  • Online publication date: August 2016

The impact of denial and repressive style on information gain and rehabilitation outcomes in myocardial infarction patients

from Section 5 - Coping with illness and disability



The impact of denial, repressive style, and social desirability on information gained during hospitalization and their effects on recovery were studied in 30 patients with documented myocardial infarction (MI). Using three scores of cardiac knowledge as dependent variables, three significant findings emerged: 1) patients who denied more gained less information about heart anatomy and physiology; 2) patients who scored high on social desirability gained less information about systems indicating heart problems and activities appropriate for recovery; and 3) patients who were repressors gained less information about heart disease risk factors. Twenty-four of the 30 patients completed a survey of functioning 6 months after discharge. Dividing patients into four groups representing a match or mismatch between repressive style and information level, it was found that 1) repressors with high risk factor information reported more complications and poorer psychomedical functioning, and 2) sensitizers with low risk factor information reported poorer social functioning.


Cardiac rehabilitation in the form of patient education has become an integral part of treatment during hospitalization for patients recovering from a heart attack. Although it is well established that cardiac education programs lead to significant gain in knowledge about rehabilitation (1-3), the impact of information gained on subsequent recovery from myocardial infarction (MI) remains unclear.
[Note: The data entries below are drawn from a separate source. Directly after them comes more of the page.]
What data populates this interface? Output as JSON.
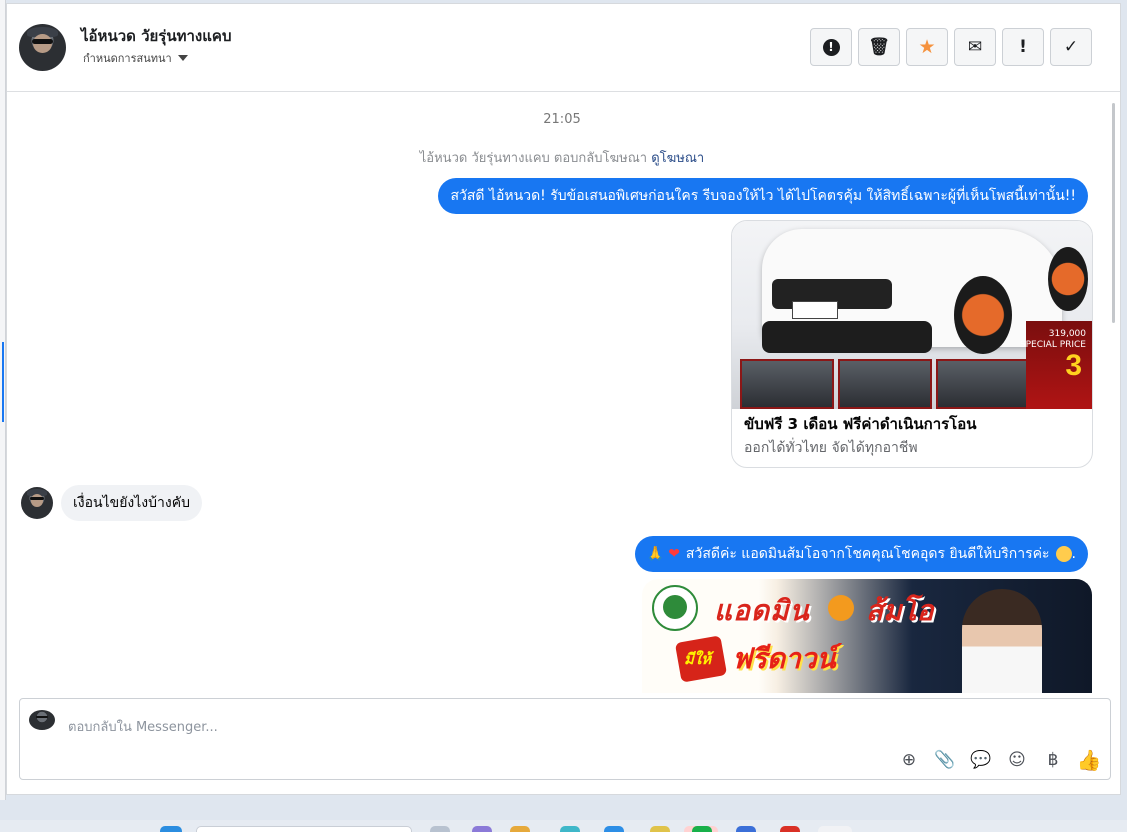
{
  "header": {
    "name": "ไอ้หนวด วัยรุ่นทางแคบ",
    "subtitle": "กำหนดการสนทนา",
    "toolbar": [
      {
        "icon": "alert-circle-icon",
        "glyph": "!"
      },
      {
        "icon": "trash-icon",
        "glyph": "🗑"
      },
      {
        "icon": "star-icon",
        "glyph": "★"
      },
      {
        "icon": "envelope-icon",
        "glyph": "✉"
      },
      {
        "icon": "exclamation-icon",
        "glyph": "!"
      },
      {
        "icon": "check-icon",
        "glyph": "✓"
      }
    ]
  },
  "conversation": {
    "timestamp": "21:05",
    "ad_reply_text": "ไอ้หนวด วัยรุ่นทางแคบ ตอบกลับโฆษณา",
    "ad_link": "ดูโฆษณา",
    "messages": {
      "greeting": "สวัสดี ไอ้หนวด! รับข้อเสนอพิเศษก่อนใคร รีบจองให้ไว ได้ไปโคตรคุ้ม ให้สิทธิ์เฉพาะผู้ที่เห็นโพสนี้เท่านั้น!!",
      "card_title": "ขับฟรี 3 เดือน ฟรีค่าดำเนินการโอน",
      "card_subtitle": "ออกได้ทั่วไทย จัดได้ทุกอาชีพ",
      "card_image_price": "319,000",
      "card_image_special": "SPECIAL PRICE",
      "card_image_promo_num": "3",
      "incoming": "เงื่อนไขยังไงบ้างคับ",
      "reply_hands": "🙏",
      "reply_heart": "❤",
      "reply_text": "สวัสดีค่ะ แอดมินส้มโอจากโชคคุณโชคอุดร ยินดีให้บริการค่ะ",
      "reply_trailing": ".",
      "promo_title_a": "แอดมิน",
      "promo_title_b": "ส้มโอ",
      "promo_burst": "มีให้",
      "promo_free": "ฟรีดาวน์"
    }
  },
  "composer": {
    "placeholder": "ตอบกลับใน Messenger...",
    "icons": [
      {
        "name": "sticker-icon",
        "glyph": "⊕"
      },
      {
        "name": "attachment-icon",
        "glyph": "📎"
      },
      {
        "name": "chat-bubble-icon",
        "glyph": "💬"
      },
      {
        "name": "emoji-icon",
        "glyph": "☺"
      },
      {
        "name": "baht-icon",
        "glyph": "฿"
      },
      {
        "name": "like-icon",
        "glyph": "👍"
      }
    ]
  },
  "colors": {
    "accent": "#1877f2",
    "star": "#f5923e"
  }
}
Some studies have demonstrated that higher levels of information lead to minimal or even negative effects on the recovery process (4-6), whereas others have shown that the amount of information gained during cardiac education is positively related to compliance with diet and drug regimens, reduced readmission to the hospital (7), and increased return to work and decreased smoking (8). The findings of one study suggest that the crucial factor is not merely the level of information, but rather the combination of information and other rehabilitation factors. Cromwell et al. (6) randomly assigned patients admitted to the Coronary Care Unit into groups in which the amount of information, the level of outside stimulation, and the extent to which patients were allowed to participate in their own treatment were all experimentally controlled. They found that patients who experienced high levels of information and were allowed to engage in activities to help themselves but who also had low levels of stimulation and diversion spent the fewest days in the CCU and had the shortest total hospital stay.